Film-Forward Review: [IN THE PIT]

Reviews of Recent Independent, Foreign, & Documentary Films in Theaters and DVD/Home Video

Octaviano Simón, one of the profiled laborers
Photo: Kino International

Rotten Tomatoes
Showtimes & Tickets
Enter Zip Code:

Produced, Photographed & Directed by: Juan Carlos Rulfo.
Edited by: Valentina Leduc Navarro.
Music by: Leonardo Heiblum.
Released by: Kino International.
Language: Spanish with English subtitles.
Country of Origin: Mexico. 84 minutes. Not Rated.

In the Pit is a grown-up take on the popular construction videos for toddlers. From March 2003 through December 2005, Juan Carlos Rulfo trailed after a dozen workers along the Mexico City’s mammoth Periférico freeway, where a second deck was being added to the existing highway.

The title is a metaphorical stretch, as only the opening and closing segments take place down in the pilings with the masons. Rulfo documents his increasing rapport with the workers while enterprisingly clamoring up to the heights, where the skilled iron workers enjoy unique views of women’s legs in the passing cars, and then down below in the traffic with a truck driver carting concrete. Only after a lot of braggadocio and macho camaraderie do the men confide their feelings about work (“No iron, no work, no food on the table”) and more (one admits to hitting his wife when he gets drunk). They let Rulfo into their homes and see them away from work with their families or hobbies, including foreman Vincencio’s parallel life as a cowboy. The sole woman is Sofía, whose morbidly ominous warnings about dead souls become as repetitive as the guys’ teasing.

Interspersed throughout is 35mm time lapse photography of the big cranes and other equipment at work, sunrise to sunset, recalling Powaqqatsi and Naqoyqatsi. The massive traffic jams reinforce how the annoyed commuters, constantly thwarted by the resulting traffic delays, most likely perceive the construction workers. The project shares a commonality with the notorious Big Dig in Boston or any number of reconstruction projects in Manhattan.

The magnificent last five minutes justify the human scale of the film, but it seems like a long time getting there. It is only in this extended aerial traverse of the project’s entire 17-kilometer length that the staggering context of the project is clear, as no engineers or planners had been interviewed or maps shown. The music by Leonardo Heiblum, who also scored the Bolivian documentary The Devil's Miner around local sounds, is outstanding and original, building from actual construction noise and rhythms.

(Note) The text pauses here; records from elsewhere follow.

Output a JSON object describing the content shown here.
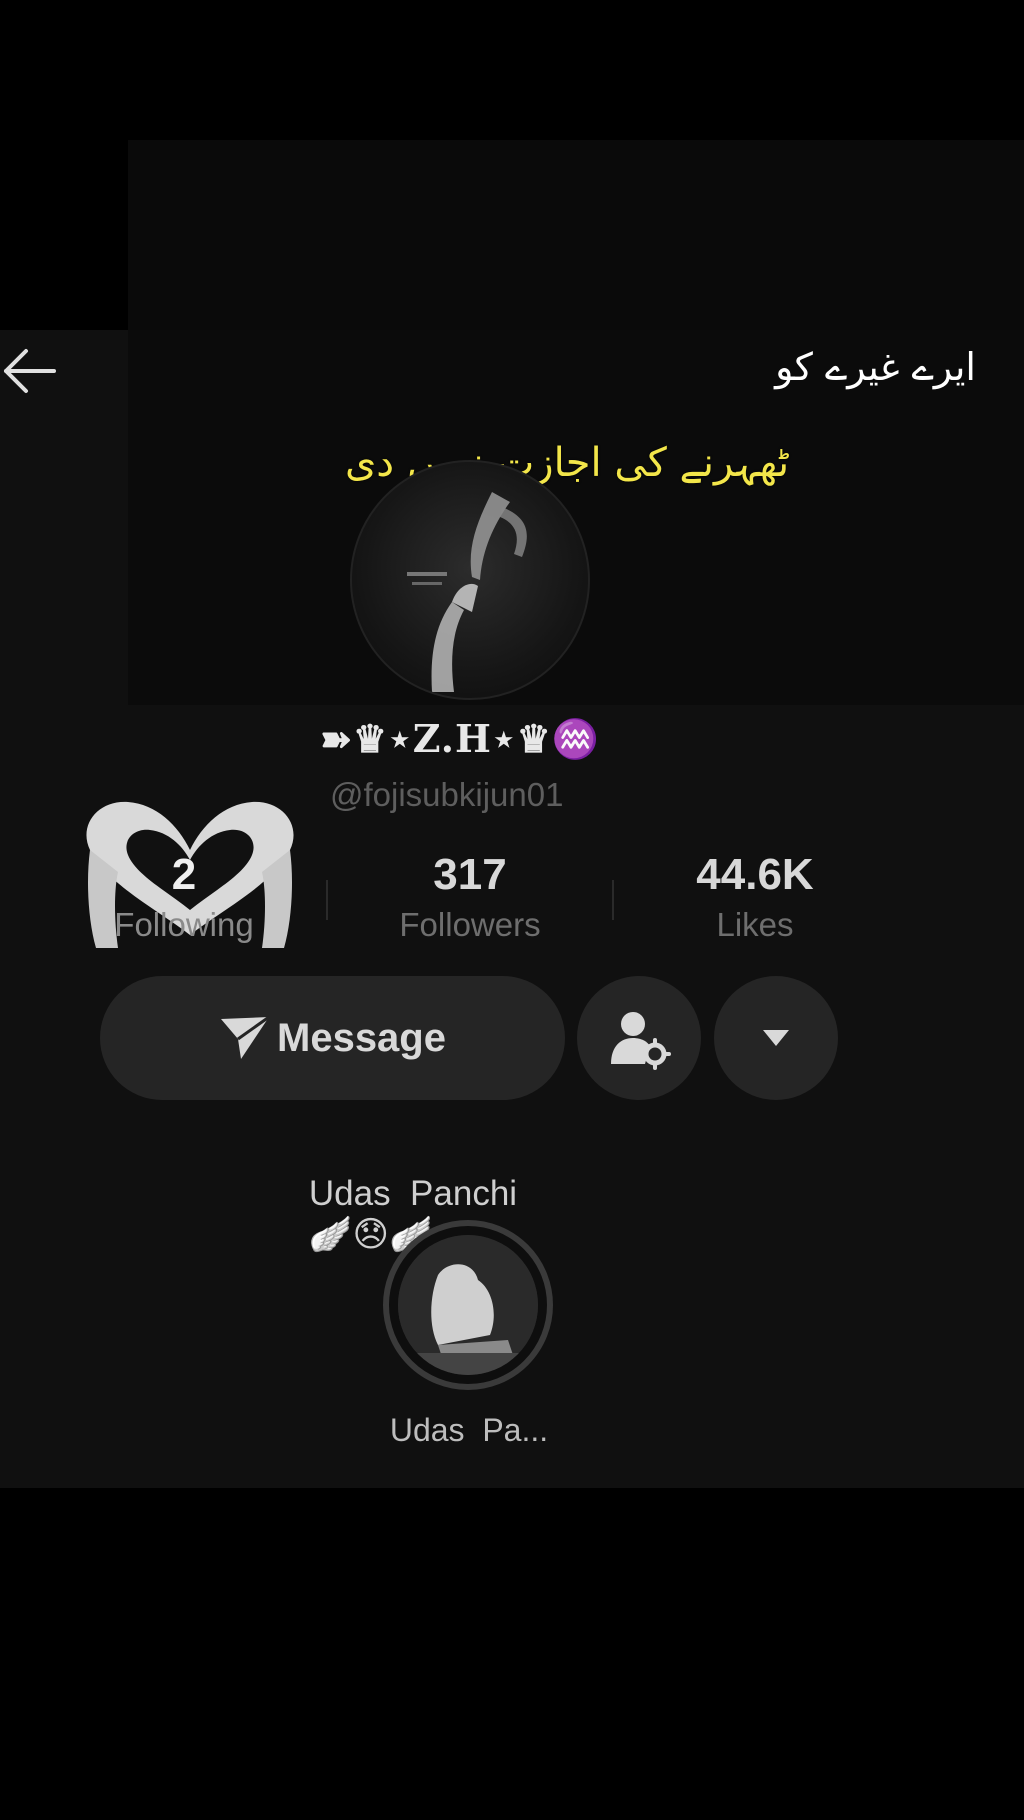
{
  "overlay": {
    "line1": "ایرے غیرے کو",
    "line2": "ٹھہرنے کی اجازت نہیں دی"
  },
  "profile": {
    "display_name": "➽♛⋆Z.H⋆♛♒",
    "username": "@fojisubkijun01",
    "bio": "Udas  Panchi",
    "bio_emojis": "🪽😞🪽"
  },
  "stats": {
    "following": {
      "value": "2",
      "label": "Following"
    },
    "followers": {
      "value": "317",
      "label": "Followers"
    },
    "likes": {
      "value": "44.6K",
      "label": "Likes"
    }
  },
  "actions": {
    "message_label": "Message"
  },
  "highlights": [
    {
      "label": "Udas  Pa..."
    }
  ],
  "colors": {
    "background": "#000000",
    "panel": "#101010",
    "button": "#252525",
    "overlay_accent": "#f3e64a"
  }
}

This construction project is exactly the kind of traffic-generating endeavor environmentalists have fought against in the U.S. and stopped, such as the Embarcadero Freeway in San Francisco. The final footage, after the closing credits, features the Mexico City subway, perhaps implying that is what should be expanded instead of the highway. Nora Lee Mandel
February 2, 2006



Archive of Previous Reviews

Contact us